Faithfully repeat each entry below, minus the pictures.

····················

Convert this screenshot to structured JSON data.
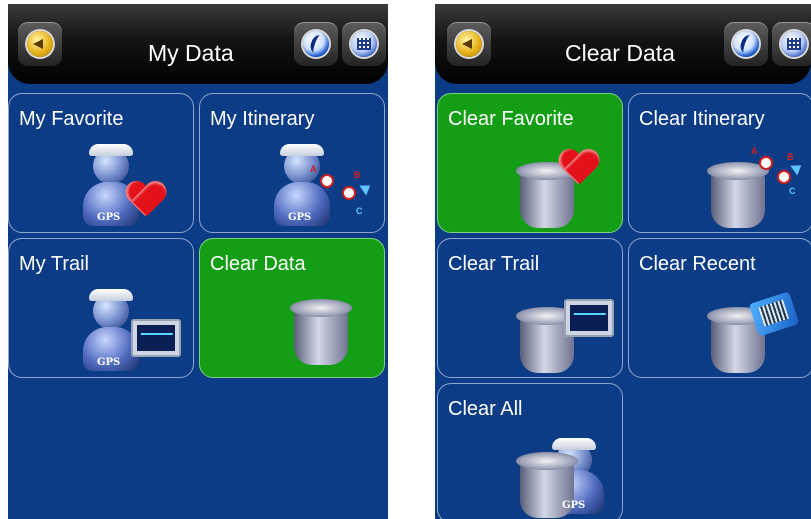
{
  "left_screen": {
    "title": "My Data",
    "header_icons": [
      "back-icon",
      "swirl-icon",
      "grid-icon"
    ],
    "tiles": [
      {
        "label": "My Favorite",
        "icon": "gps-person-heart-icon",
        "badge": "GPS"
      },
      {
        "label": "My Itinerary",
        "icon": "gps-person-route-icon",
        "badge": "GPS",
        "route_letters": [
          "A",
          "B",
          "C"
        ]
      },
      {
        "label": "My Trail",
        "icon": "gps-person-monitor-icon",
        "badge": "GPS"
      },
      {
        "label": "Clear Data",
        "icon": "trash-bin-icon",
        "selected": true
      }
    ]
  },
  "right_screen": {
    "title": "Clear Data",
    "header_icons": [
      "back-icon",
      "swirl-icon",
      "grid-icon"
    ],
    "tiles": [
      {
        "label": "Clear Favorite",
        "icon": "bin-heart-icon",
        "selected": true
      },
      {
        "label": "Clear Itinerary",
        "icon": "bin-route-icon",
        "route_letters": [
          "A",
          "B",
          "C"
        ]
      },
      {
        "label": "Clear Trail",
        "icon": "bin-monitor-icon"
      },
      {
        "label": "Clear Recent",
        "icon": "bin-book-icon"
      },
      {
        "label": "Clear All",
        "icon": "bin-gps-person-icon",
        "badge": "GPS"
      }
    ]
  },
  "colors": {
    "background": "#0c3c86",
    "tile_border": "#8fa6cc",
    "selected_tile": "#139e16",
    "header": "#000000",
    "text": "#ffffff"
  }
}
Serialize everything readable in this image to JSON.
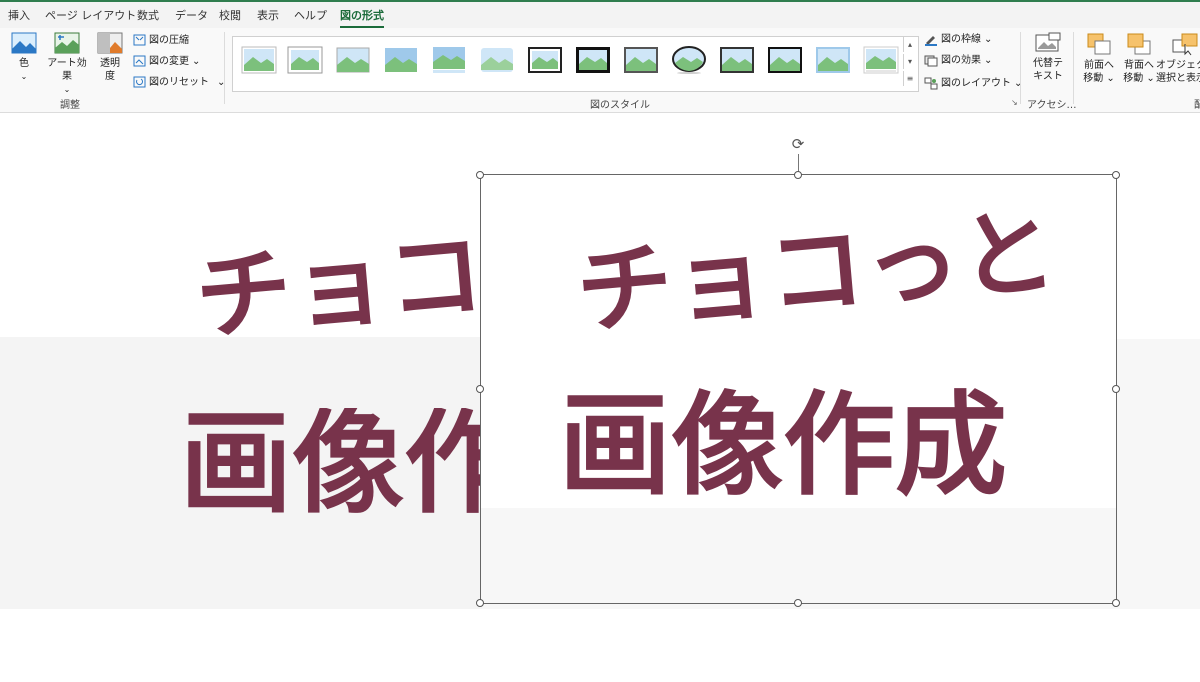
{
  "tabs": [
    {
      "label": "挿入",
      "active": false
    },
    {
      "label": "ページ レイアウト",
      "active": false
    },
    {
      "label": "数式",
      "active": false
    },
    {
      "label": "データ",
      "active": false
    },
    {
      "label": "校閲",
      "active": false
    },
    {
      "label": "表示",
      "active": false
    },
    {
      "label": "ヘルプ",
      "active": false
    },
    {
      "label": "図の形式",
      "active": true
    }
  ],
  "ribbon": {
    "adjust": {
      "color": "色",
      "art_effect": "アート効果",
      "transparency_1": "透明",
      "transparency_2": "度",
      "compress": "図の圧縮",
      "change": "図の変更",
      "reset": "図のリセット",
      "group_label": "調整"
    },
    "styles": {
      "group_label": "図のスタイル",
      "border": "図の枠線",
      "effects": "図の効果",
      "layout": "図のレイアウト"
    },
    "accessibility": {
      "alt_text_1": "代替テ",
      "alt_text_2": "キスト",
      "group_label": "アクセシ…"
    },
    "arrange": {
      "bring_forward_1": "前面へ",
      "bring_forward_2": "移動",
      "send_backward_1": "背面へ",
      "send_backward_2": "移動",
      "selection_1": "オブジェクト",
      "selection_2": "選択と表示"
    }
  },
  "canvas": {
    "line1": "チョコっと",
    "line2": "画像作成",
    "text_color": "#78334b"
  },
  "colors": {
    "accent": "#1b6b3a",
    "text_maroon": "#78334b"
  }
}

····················

◆ Expected answer:
Convert this screenshot to structured JSON data.
{
  "left_screen": {
    "title": "My Data",
    "header_icons": [
      "back-icon",
      "swirl-icon",
      "grid-icon"
    ],
    "tiles": [
      {
        "label": "My Favorite",
        "icon": "gps-person-heart-icon",
        "badge": "GPS"
      },
      {
        "label": "My Itinerary",
        "icon": "gps-person-route-icon",
        "badge": "GPS",
        "route_letters": [
          "A",
          "B",
          "C"
        ]
      },
      {
        "label": "My Trail",
        "icon": "gps-person-monitor-icon",
        "badge": "GPS"
      },
      {
        "label": "Clear Data",
        "icon": "trash-bin-icon",
        "selected": true
      }
    ]
  },
  "right_screen": {
    "title": "Clear Data",
    "header_icons": [
      "back-icon",
      "swirl-icon",
      "grid-icon"
    ],
    "tiles": [
      {
        "label": "Clear Favorite",
        "icon": "bin-heart-icon",
        "selected": true
      },
      {
        "label": "Clear Itinerary",
        "icon": "bin-route-icon",
        "route_letters": [
          "A",
          "B",
          "C"
        ]
      },
      {
        "label": "Clear Trail",
        "icon": "bin-monitor-icon"
      },
      {
        "label": "Clear Recent",
        "icon": "bin-book-icon"
      },
      {
        "label": "Clear All",
        "icon": "bin-gps-person-icon",
        "badge": "GPS"
      }
    ]
  },
  "colors": {
    "background": "#0c3c86",
    "tile_border": "#8fa6cc",
    "selected_tile": "#139e16",
    "header": "#000000",
    "text": "#ffffff"
  }
}
Serialize everything readable in this image to JSON.
{
  "tabs": [
    {
      "label": "挿入",
      "active": false
    },
    {
      "label": "ページ レイアウト",
      "active": false
    },
    {
      "label": "数式",
      "active": false
    },
    {
      "label": "データ",
      "active": false
    },
    {
      "label": "校閲",
      "active": false
    },
    {
      "label": "表示",
      "active": false
    },
    {
      "label": "ヘルプ",
      "active": false
    },
    {
      "label": "図の形式",
      "active": true
    }
  ],
  "ribbon": {
    "adjust": {
      "color": "色",
      "art_effect": "アート効果",
      "transparency_1": "透明",
      "transparency_2": "度",
      "compress": "図の圧縮",
      "change": "図の変更",
      "reset": "図のリセット",
      "group_label": "調整"
    },
    "styles": {
      "group_label": "図のスタイル",
      "border": "図の枠線",
      "effects": "図の効果",
      "layout": "図のレイアウト"
    },
    "accessibility": {
      "alt_text_1": "代替テ",
      "alt_text_2": "キスト",
      "group_label": "アクセシ…"
    },
    "arrange": {
      "bring_forward_1": "前面へ",
      "bring_forward_2": "移動",
      "send_backward_1": "背面へ",
      "send_backward_2": "移動",
      "selection_1": "オブジェクト",
      "selection_2": "選択と表示"
    }
  },
  "canvas": {
    "line1": "チョコっと",
    "line2": "画像作成",
    "text_color": "#78334b"
  },
  "colors": {
    "accent": "#1b6b3a",
    "text_maroon": "#78334b"
  }
}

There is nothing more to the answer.